The Space Shuttle Endeavour was damaged last week during liftoff when a piece of foam smacked the shuttle. Now NASA has a few choices and none of them are ideal.
The damage has penetrated through two heat tiles, which are 6 inches, by 6 inches in size and 1.12 inches thick. The impact of the shuttle and foam created a 3-by-2-inch hole that extends to the bottom of the tile. Under the tile are two more layers, a piece of thermal felt and, below that, the shuttle's aluminum skin, neither of which are currently damaged.
The foam that hit Endeavour was hardened by ice, which made the impact more damaging, according to sources at NASA.
There are nearly 32,000 heat tiles on each orbiter. They are made from extremely pure sand — 99.7 percent — that has been crushed into very small silica fibers and added to a ceramic binder. Heat tiles protect the shuttle when it re-enters Earth's atmosphere upon its return from space.
NASA has three options:
NASA astronauts have unwittingly flown home with damage before, but that is because before the Columbia mission in 2003, they had no way of knowing if a shuttle was damaged. Since then, the standards have changed.
Now, with news of the incident known around the world, NASA now must decide whether the crew should fly home on a damaged shuttle — teacher-turned-astronaut Barbara Morgan is on board.

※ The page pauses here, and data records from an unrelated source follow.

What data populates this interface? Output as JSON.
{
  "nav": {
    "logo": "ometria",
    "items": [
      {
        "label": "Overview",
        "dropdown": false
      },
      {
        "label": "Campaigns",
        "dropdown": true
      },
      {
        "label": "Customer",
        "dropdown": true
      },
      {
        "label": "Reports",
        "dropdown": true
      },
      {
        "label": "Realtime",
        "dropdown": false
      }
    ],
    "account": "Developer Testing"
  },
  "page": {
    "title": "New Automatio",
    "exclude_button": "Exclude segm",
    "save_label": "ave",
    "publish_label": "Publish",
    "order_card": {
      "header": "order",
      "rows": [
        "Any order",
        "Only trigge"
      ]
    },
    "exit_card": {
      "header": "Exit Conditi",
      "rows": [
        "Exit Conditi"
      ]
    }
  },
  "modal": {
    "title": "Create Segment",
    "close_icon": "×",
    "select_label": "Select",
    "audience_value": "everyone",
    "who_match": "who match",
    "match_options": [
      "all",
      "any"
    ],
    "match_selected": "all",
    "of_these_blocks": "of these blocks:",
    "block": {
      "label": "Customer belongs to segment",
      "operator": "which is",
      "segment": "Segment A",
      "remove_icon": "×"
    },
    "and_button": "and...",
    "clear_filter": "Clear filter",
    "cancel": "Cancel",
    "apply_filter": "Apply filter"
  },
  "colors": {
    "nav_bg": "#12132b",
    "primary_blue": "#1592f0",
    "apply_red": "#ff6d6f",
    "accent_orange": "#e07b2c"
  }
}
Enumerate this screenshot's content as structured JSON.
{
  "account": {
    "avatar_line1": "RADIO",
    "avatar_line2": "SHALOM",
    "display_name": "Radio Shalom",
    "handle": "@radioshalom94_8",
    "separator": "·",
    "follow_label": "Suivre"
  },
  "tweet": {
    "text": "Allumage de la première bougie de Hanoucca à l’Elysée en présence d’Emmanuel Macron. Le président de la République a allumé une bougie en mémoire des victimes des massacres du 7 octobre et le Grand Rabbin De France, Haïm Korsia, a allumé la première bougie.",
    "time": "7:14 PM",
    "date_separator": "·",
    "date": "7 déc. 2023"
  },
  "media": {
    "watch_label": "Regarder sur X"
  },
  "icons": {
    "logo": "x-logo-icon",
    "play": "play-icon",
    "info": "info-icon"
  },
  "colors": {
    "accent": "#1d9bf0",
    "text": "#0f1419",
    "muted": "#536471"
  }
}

NASA will run tests in the arc jet facility at Johnson Space Center in Houston to determine whether the damaged area will burn through on re-entry.
Spacewalking astronauts can repair the damage using one of three methods: using a heat-resistant paintlike substance; using a puttylike substance that can be caulked into the hole or by screwing on a plate over the damage.
NASA's third option would allow Endeavour to remain docked to the space station, using the new power system to maintain the shuttle as long as possible. The crew is equipped with 68 days' worth of consumables and, in a highly unlikely scenario, the Shuttle Discovery could be launched Oct. 5 to rescue the stranded astronauts.
The big question for NASA, then, will be whether it wants to launch another shuttle with a known foam problem.